North Carolinians like James Morgan and Bob Potter both played integral roles in Gen. Santa Anna's defeat in the Texas War of Independence. Other contributors include the mulatto slave-girl named Emily D. West, subject of the popular song â€œThe Yellow Rose of Texas.â€ Accounts say West kept Gen. Santa Anna preoccupied and off guard during the outset of the decisive Battle of San Jacinto.
In 1824 through 1825, Jesse Bynum and Robert Potter campaigned for election to the North Carolina House of Commons. Won by Bynum, the competitors bickered and fought relentlessly until Bynum renounced the position, backing local tavern-keeper, Dixie Fenner.
Robert Potter's venal, violent, and vindictive temperament ruined what could have been a brilliant career. Lack of self-discipline caused his downfall and assassination. He was once Texan Secretary of the Navy during the Texan Revolution.

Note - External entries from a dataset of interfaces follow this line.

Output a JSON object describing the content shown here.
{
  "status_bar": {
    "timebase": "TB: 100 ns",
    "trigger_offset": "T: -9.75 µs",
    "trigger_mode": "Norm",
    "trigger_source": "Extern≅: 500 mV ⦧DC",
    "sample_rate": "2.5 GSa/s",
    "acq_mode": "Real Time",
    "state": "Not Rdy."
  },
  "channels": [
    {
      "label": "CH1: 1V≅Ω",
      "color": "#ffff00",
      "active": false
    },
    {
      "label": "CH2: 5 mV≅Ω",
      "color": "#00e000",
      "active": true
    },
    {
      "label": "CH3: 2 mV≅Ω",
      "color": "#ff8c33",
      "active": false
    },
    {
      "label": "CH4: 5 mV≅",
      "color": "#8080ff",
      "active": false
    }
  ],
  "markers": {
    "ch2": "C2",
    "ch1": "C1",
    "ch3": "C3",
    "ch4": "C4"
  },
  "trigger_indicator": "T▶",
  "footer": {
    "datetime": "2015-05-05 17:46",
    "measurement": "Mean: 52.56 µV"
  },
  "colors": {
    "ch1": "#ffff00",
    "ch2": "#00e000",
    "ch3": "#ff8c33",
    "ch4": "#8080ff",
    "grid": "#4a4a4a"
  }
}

Robert Potter was one of the most brilliant figures ever to stride across the political scene in North Carolina, but his political genius was overshadowed and largely nullified by an unsurpassing violence and vindictiveness that landed him in jail on one occasion, resulted in his expulsion from the House of Commons on another, and finally led to his assassination.